◆ PROMPT
Each record below is to be output with no change at all.

◆ DATASET EXTRACT

______

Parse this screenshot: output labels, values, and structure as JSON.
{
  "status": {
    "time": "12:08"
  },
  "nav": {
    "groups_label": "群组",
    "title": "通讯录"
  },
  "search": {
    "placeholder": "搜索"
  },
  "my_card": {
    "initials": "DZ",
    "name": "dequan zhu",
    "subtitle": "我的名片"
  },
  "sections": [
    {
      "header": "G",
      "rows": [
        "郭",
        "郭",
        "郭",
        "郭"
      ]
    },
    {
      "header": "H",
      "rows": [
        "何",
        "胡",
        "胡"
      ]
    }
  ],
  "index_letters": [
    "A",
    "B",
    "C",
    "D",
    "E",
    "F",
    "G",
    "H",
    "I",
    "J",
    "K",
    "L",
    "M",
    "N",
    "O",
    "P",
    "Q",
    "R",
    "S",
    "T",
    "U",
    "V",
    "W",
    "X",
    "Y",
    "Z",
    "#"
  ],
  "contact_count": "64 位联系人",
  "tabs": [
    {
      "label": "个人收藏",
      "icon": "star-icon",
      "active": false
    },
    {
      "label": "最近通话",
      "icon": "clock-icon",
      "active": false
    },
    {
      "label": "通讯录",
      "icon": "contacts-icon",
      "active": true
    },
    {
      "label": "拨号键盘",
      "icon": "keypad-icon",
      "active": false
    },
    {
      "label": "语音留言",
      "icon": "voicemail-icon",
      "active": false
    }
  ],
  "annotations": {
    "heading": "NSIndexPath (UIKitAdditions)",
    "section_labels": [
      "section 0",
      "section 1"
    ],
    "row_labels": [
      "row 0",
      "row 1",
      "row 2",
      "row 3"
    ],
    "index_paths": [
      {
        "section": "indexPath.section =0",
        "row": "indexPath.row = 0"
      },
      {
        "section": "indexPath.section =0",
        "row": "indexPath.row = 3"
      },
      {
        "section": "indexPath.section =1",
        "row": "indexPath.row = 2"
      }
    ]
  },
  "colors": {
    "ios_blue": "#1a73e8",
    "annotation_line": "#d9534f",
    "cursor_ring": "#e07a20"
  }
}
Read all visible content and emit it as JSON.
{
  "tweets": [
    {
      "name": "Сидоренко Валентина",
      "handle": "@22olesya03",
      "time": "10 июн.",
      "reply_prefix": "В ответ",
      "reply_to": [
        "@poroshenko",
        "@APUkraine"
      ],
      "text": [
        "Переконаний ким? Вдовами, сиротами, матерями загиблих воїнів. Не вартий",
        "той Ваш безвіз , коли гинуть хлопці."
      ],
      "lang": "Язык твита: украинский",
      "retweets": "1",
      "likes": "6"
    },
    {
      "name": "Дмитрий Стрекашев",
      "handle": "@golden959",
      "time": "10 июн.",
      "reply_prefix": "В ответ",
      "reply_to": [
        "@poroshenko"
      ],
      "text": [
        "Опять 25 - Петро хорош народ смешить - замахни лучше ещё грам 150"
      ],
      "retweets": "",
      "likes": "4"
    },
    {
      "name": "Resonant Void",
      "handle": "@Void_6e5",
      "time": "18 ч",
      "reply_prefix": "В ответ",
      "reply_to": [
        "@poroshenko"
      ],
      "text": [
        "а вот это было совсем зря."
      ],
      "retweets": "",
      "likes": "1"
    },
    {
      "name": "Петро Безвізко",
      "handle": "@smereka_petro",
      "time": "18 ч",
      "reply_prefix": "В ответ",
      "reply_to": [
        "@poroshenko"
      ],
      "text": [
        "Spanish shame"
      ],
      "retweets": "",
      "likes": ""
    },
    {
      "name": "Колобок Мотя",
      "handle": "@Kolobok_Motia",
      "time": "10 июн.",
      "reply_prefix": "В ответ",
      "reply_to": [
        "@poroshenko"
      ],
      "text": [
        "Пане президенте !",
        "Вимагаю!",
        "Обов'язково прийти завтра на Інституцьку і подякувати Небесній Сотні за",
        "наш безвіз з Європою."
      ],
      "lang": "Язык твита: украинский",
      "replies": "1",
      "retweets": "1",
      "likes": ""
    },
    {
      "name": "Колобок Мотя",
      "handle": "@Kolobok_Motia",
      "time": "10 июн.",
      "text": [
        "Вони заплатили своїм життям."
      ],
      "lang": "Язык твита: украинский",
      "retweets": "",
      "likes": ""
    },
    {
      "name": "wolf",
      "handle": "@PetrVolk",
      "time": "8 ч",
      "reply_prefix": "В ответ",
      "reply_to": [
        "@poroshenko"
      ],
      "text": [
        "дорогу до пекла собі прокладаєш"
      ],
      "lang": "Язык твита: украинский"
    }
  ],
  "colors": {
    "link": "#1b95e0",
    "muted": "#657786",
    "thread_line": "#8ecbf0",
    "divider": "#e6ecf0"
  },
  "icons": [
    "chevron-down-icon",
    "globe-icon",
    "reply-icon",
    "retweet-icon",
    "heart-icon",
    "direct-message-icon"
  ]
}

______

◆ TASK ANSWER
Parse this screenshot: output labels, values, and structure as JSON.
{
  "status": {
    "time": "12:08"
  },
  "nav": {
    "groups_label": "群组",
    "title": "通讯录"
  },
  "search": {
    "placeholder": "搜索"
  },
  "my_card": {
    "initials": "DZ",
    "name": "dequan zhu",
    "subtitle": "我的名片"
  },
  "sections": [
    {
      "header": "G",
      "rows": [
        "郭",
        "郭",
        "郭",
        "郭"
      ]
    },
    {
      "header": "H",
      "rows": [
        "何",
        "胡",
        "胡"
      ]
    }
  ],
  "index_letters": [
    "A",
    "B",
    "C",
    "D",
    "E",
    "F",
    "G",
    "H",
    "I",
    "J",
    "K",
    "L",
    "M",
    "N",
    "O",
    "P",
    "Q",
    "R",
    "S",
    "T",
    "U",
    "V",
    "W",
    "X",
    "Y",
    "Z",
    "#"
  ],
  "contact_count": "64 位联系人",
  "tabs": [
    {
      "label": "个人收藏",
      "icon": "star-icon",
      "active": false
    },
    {
      "label": "最近通话",
      "icon": "clock-icon",
      "active": false
    },
    {
      "label": "通讯录",
      "icon": "contacts-icon",
      "active": true
    },
    {
      "label": "拨号键盘",
      "icon": "keypad-icon",
      "active": false
    },
    {
      "label": "语音留言",
      "icon": "voicemail-icon",
      "active": false
    }
  ],
  "annotations": {
    "heading": "NSIndexPath (UIKitAdditions)",
    "section_labels": [
      "section 0",
      "section 1"
    ],
    "row_labels": [
      "row 0",
      "row 1",
      "row 2",
      "row 3"
    ],
    "index_paths": [
      {
        "section": "indexPath.section =0",
        "row": "indexPath.row = 0"
      },
      {
        "section": "indexPath.section =0",
        "row": "indexPath.row = 3"
      },
      {
        "section": "indexPath.section =1",
        "row": "indexPath.row = 2"
      }
    ]
  },
  "colors": {
    "ios_blue": "#1a73e8",
    "annotation_line": "#d9534f",
    "cursor_ring": "#e07a20"
  }
}
Read all visible content and emit it as JSON.
{
  "tweets": [
    {
      "name": "Сидоренко Валентина",
      "handle": "@22olesya03",
      "time": "10 июн.",
      "reply_prefix": "В ответ",
      "reply_to": [
        "@poroshenko",
        "@APUkraine"
      ],
      "text": [
        "Переконаний ким? Вдовами, сиротами, матерями загиблих воїнів. Не вартий",
        "той Ваш безвіз , коли гинуть хлопці."
      ],
      "lang": "Язык твита: украинский",
      "retweets": "1",
      "likes": "6"
    },
    {
      "name": "Дмитрий Стрекашев",
      "handle": "@golden959",
      "time": "10 июн.",
      "reply_prefix": "В ответ",
      "reply_to": [
        "@poroshenko"
      ],
      "text": [
        "Опять 25 - Петро хорош народ смешить - замахни лучше ещё грам 150"
      ],
      "retweets": "",
      "likes": "4"
    },
    {
      "name": "Resonant Void",
      "handle": "@Void_6e5",
      "time": "18 ч",
      "reply_prefix": "В ответ",
      "reply_to": [
        "@poroshenko"
      ],
      "text": [
        "а вот это было совсем зря."
      ],
      "retweets": "",
      "likes": "1"
    },
    {
      "name": "Петро Безвізко",
      "handle": "@smereka_petro",
      "time": "18 ч",
      "reply_prefix": "В ответ",
      "reply_to": [
        "@poroshenko"
      ],
      "text": [
        "Spanish shame"
      ],
      "retweets": "",
      "likes": ""
    },
    {
      "name": "Колобок Мотя",
      "handle": "@Kolobok_Motia",
      "time": "10 июн.",
      "reply_prefix": "В ответ",
      "reply_to": [
        "@poroshenko"
      ],
      "text": [
        "Пане президенте !",
        "Вимагаю!",
        "Обов'язково прийти завтра на Інституцьку і подякувати Небесній Сотні за",
        "наш безвіз з Європою."
      ],
      "lang": "Язык твита: украинский",
      "replies": "1",
      "retweets": "1",
      "likes": ""
    },
    {
      "name": "Колобок Мотя",
      "handle": "@Kolobok_Motia",
      "time": "10 июн.",
      "text": [
        "Вони заплатили своїм життям."
      ],
      "lang": "Язык твита: украинский",
      "retweets": "",
      "likes": ""
    },
    {
      "name": "wolf",
      "handle": "@PetrVolk",
      "time": "8 ч",
      "reply_prefix": "В ответ",
      "reply_to": [
        "@poroshenko"
      ],
      "text": [
        "дорогу до пекла собі прокладаєш"
      ],
      "lang": "Язык твита: украинский"
    }
  ],
  "colors": {
    "link": "#1b95e0",
    "muted": "#657786",
    "thread_line": "#8ecbf0",
    "divider": "#e6ecf0"
  },
  "icons": [
    "chevron-down-icon",
    "globe-icon",
    "reply-icon",
    "retweet-icon",
    "heart-icon",
    "direct-message-icon"
  ]
}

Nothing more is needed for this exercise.